ANSWER: The tax treatment of employer-provided health coverage for an employee’s domestic partner (or civil union partner) depends on whether the domestic partner qualifies as the employee’s tax dependent for health coverage purposes (as defined below). Unless the domestic partner qualifies as the employee’s tax dependent, the employee will be unable to pay for that coverage on a pre-tax basis. Instead, the value of the coverage provided (less any amount paid for the coverage on an after-tax basis) must be included in the employee’s gross income, is subject to federal income tax withholding and employment taxes, and must be reported on the employee’s Form W-2. When determining the value of coverage for this purpose, the cautious approach is to use the greater of the premium for self-only COBRA coverage and the incremental cost of adding the domestic partner to the employee’s coverage.
The following conditions must be met for a domestic partner to qualify as an employee’s tax dependent for health coverage purposes under federal law:
The employee and domestic partner must have the same principal place of abode for the entire calendar year;

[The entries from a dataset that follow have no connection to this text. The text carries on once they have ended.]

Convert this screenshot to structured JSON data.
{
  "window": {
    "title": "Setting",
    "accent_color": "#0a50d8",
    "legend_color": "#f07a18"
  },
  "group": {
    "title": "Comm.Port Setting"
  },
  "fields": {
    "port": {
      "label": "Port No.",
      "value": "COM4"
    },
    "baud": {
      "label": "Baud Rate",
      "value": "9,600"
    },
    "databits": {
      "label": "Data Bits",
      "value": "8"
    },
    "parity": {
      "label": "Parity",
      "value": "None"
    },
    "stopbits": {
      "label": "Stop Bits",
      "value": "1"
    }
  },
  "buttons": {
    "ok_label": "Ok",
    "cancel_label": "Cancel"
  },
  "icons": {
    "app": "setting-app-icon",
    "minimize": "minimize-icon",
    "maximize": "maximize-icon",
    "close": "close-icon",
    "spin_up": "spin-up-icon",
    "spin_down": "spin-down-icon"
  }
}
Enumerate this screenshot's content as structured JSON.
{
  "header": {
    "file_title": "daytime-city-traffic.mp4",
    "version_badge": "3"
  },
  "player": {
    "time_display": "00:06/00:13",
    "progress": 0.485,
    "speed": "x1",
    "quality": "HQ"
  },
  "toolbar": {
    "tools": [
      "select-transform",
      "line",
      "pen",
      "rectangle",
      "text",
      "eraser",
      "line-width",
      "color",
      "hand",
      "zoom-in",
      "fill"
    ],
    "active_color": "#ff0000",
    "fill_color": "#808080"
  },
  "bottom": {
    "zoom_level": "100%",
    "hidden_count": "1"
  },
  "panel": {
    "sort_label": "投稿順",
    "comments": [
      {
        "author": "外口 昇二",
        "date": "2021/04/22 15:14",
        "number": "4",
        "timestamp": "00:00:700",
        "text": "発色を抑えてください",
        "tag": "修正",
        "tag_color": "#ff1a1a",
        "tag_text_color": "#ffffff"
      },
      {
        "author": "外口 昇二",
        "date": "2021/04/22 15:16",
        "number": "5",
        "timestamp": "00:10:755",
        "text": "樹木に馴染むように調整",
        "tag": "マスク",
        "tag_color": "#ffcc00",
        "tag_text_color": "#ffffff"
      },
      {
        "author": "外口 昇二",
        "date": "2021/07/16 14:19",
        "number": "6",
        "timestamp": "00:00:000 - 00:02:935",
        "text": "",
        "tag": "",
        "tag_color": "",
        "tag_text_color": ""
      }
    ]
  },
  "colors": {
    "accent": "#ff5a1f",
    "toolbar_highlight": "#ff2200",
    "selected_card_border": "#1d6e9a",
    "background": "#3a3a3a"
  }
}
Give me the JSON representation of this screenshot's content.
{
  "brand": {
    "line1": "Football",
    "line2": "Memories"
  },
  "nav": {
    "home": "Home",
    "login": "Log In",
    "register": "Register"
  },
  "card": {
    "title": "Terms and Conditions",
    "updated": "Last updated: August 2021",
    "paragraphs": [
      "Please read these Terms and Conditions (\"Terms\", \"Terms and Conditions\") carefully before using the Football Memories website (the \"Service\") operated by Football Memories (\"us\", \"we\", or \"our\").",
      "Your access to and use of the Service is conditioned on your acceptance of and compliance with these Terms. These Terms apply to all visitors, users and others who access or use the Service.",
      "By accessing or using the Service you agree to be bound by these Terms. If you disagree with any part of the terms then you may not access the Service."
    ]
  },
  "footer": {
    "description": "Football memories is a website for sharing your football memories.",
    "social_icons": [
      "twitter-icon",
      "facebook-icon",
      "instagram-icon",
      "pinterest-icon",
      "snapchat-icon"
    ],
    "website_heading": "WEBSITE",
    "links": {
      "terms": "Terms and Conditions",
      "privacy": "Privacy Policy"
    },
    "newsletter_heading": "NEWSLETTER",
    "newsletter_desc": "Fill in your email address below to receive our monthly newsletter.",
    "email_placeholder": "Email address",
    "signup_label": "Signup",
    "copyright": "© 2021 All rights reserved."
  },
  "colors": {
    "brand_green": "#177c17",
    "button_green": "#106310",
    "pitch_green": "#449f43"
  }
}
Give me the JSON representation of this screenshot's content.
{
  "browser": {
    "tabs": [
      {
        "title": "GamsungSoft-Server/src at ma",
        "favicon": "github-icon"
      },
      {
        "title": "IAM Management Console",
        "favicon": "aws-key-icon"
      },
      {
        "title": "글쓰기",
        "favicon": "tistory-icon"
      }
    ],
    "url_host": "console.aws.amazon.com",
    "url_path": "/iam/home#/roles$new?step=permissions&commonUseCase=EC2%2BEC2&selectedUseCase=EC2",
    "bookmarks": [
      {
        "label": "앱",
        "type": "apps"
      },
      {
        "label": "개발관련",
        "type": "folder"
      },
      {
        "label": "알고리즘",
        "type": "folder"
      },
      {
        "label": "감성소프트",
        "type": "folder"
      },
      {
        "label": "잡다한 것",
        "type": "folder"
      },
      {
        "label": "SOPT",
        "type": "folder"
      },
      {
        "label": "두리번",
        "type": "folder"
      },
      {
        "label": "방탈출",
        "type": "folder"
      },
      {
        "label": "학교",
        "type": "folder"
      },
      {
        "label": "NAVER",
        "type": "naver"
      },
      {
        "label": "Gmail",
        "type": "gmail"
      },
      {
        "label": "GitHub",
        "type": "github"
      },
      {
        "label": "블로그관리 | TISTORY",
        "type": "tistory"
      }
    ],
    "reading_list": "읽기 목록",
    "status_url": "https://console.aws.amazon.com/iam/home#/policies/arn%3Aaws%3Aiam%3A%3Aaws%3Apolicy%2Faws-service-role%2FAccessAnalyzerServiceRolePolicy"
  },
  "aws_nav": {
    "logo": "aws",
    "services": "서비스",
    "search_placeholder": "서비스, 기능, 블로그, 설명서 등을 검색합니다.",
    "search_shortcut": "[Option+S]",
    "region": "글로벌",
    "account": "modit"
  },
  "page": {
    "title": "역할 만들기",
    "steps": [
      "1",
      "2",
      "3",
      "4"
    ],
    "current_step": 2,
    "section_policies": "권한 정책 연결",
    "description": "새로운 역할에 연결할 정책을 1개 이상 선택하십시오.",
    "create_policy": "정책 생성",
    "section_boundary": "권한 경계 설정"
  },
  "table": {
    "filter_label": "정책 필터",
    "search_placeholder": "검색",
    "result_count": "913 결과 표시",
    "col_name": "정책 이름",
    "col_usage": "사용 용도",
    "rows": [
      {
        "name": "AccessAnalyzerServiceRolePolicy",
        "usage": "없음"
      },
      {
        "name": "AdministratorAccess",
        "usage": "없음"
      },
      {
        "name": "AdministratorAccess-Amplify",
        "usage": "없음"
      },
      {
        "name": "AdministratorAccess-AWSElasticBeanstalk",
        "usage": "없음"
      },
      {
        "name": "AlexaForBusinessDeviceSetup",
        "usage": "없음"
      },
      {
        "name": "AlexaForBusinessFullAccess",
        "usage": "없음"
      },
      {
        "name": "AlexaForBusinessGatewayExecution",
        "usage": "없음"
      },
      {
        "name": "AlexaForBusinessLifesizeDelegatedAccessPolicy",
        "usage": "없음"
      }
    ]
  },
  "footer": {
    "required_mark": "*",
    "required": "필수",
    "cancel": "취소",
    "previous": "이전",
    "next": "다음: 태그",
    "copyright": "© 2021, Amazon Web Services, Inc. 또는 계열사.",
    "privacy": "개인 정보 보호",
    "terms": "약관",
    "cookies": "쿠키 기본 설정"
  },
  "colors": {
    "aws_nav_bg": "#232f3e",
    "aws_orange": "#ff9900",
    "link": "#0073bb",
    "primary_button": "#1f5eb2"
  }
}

The domestic partner must be a member of the employee’s household for the entire calendar year;
During the calendar year, the employee must provide more than half of the domestic partner’s total support;
The domestic partner must not be the employee’s (or anyone else’s) qualifying child under Code § 152(c); and
The domestic partner must be a U.S. citizen, U.S. national, or resident of the U.S., Canada, or Mexico.
Your company need not make the determination as to the domestic partner’s tax dependent status but may instead rely on the employee’s certification.
A cafeteria plan may be drafted to allow employees to elect employer-provided health coverage for a non-dependent domestic partner as a taxable benefit. The employee would pay for the coverage through salary reductions and then have the value of the coverage included in gross income. However, the employee must be treated for all purposes under the Code (e.g., reporting and withholding) as receiving, at the time the benefit is received, cash compensation equal to the full value of the benefit and then purchasing the benefit with after-tax contributions. Thus, with proper plan design, a participant may use cafeteria plan salary reductions to purchase health coverage for a non-dependent domestic partner—the coverage will be treated as a cash election and will be taxed at the time it is received. Note also that federal and state tax laws may differ in their treatment of health benefits for domestic partners and civil union partners, so be sure to check the treatment of such benefits under any applicable state tax laws.
For more information, see EBIA’s Employee Benefits for Domestic Partners at Section VI (“Health Benefits: Federal and State Tax Rules and Related Issues”) and EBIA’s Cafeteria Plans manual at Sections X.E.1 (“Accident and Health Coverage for Someone Who Is Not a Spouse or Dependent”) and XI.H (“Providing Health Coverage for Domestic Partners”).
Contributing Editors: EBIA Staff.